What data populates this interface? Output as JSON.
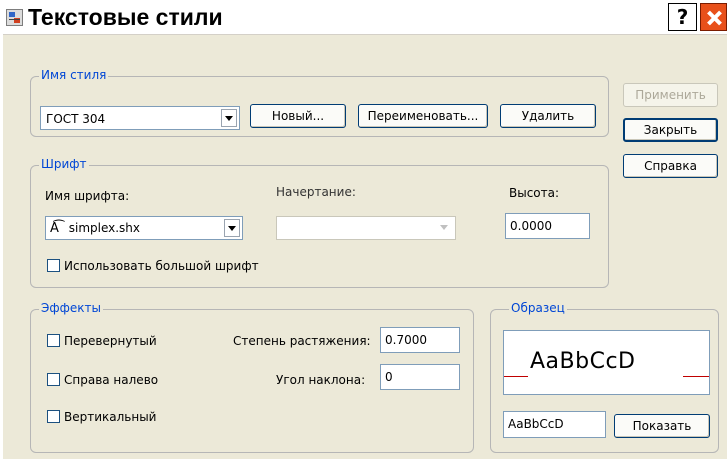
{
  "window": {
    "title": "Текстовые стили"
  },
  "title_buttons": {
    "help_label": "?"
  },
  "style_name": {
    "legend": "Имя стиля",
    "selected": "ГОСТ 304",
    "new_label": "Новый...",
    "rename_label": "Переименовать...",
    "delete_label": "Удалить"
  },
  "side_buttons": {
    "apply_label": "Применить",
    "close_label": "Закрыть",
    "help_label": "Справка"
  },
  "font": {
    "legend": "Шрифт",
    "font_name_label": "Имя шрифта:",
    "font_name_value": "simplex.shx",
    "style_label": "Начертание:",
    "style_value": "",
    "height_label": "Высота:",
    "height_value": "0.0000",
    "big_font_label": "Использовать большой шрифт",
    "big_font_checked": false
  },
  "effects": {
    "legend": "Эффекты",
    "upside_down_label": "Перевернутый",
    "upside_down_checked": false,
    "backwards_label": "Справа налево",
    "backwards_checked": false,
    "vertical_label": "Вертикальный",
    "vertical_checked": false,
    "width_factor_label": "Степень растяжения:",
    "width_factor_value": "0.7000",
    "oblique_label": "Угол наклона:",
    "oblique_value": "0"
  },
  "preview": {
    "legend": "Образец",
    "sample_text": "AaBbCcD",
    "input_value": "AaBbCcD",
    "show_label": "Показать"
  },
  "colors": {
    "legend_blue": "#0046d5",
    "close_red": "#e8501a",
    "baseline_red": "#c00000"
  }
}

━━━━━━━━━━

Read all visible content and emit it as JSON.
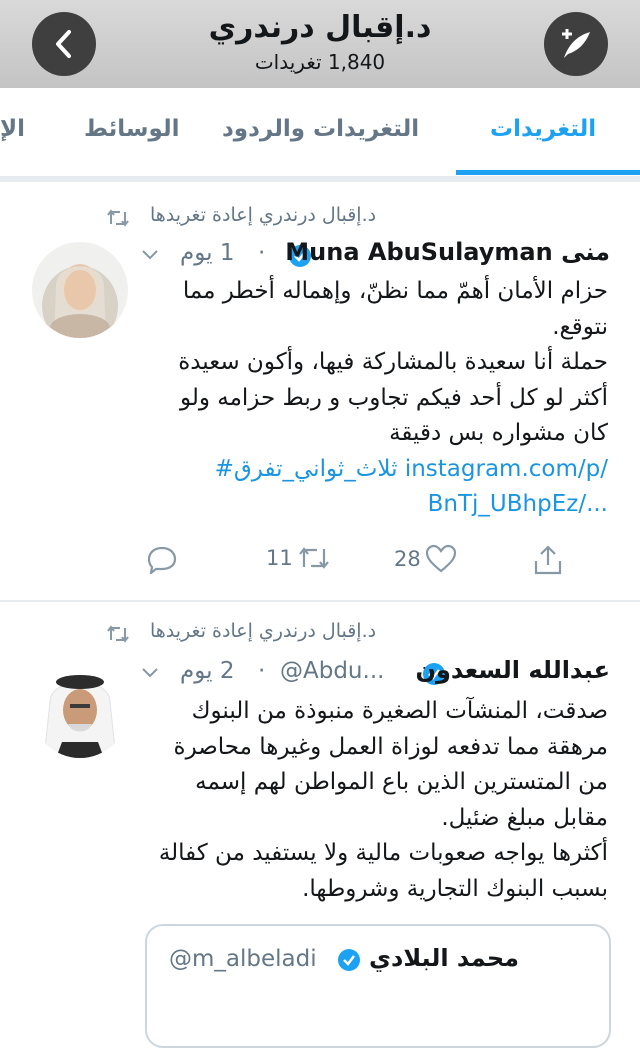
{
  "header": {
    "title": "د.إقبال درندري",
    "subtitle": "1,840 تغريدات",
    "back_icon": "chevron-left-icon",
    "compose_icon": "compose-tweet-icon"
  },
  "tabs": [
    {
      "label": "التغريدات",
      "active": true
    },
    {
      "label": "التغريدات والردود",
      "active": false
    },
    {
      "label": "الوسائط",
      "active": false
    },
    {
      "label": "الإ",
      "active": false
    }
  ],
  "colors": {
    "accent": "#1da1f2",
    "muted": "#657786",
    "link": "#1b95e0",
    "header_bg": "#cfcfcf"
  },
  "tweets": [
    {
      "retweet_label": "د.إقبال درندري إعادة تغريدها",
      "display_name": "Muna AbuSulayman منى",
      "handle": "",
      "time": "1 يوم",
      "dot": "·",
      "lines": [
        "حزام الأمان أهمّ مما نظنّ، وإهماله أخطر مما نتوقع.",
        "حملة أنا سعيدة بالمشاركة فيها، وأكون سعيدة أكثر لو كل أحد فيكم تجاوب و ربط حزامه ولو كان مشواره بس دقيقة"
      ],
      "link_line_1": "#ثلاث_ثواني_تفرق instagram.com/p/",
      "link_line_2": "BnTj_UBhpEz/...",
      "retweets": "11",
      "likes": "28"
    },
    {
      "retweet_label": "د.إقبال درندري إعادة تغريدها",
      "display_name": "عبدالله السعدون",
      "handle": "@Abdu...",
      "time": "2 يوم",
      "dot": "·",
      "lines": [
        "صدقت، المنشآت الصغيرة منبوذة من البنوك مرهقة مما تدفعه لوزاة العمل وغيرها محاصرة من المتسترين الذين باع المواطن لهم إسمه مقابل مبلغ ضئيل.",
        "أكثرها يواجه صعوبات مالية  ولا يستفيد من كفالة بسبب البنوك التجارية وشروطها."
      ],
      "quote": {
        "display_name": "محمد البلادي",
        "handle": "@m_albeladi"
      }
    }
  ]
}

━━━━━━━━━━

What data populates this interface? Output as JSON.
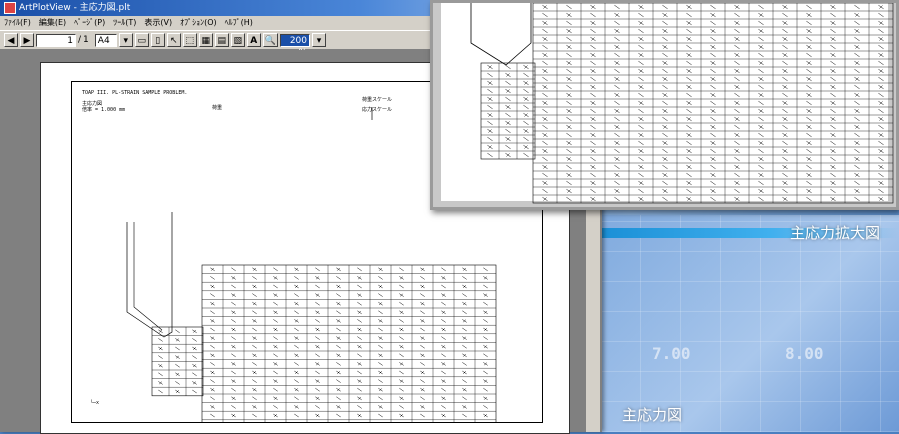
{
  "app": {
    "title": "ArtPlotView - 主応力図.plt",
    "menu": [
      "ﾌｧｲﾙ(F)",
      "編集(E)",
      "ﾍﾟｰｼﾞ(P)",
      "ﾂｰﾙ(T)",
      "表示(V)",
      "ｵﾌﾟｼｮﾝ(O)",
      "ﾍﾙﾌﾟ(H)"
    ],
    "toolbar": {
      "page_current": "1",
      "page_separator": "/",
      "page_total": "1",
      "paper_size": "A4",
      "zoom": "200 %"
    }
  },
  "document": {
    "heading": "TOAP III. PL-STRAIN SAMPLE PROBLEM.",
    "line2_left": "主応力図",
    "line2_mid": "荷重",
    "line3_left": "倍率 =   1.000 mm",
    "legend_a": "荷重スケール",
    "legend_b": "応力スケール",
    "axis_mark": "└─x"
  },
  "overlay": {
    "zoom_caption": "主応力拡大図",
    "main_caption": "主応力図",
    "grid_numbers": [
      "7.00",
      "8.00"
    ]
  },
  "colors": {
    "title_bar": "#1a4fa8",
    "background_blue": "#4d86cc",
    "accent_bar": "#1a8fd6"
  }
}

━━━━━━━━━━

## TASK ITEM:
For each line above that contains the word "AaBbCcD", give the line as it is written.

## RESPONSE TO THE TASK:
    "sample_text": "AaBbCcD",
    "input_value": "AaBbCcD",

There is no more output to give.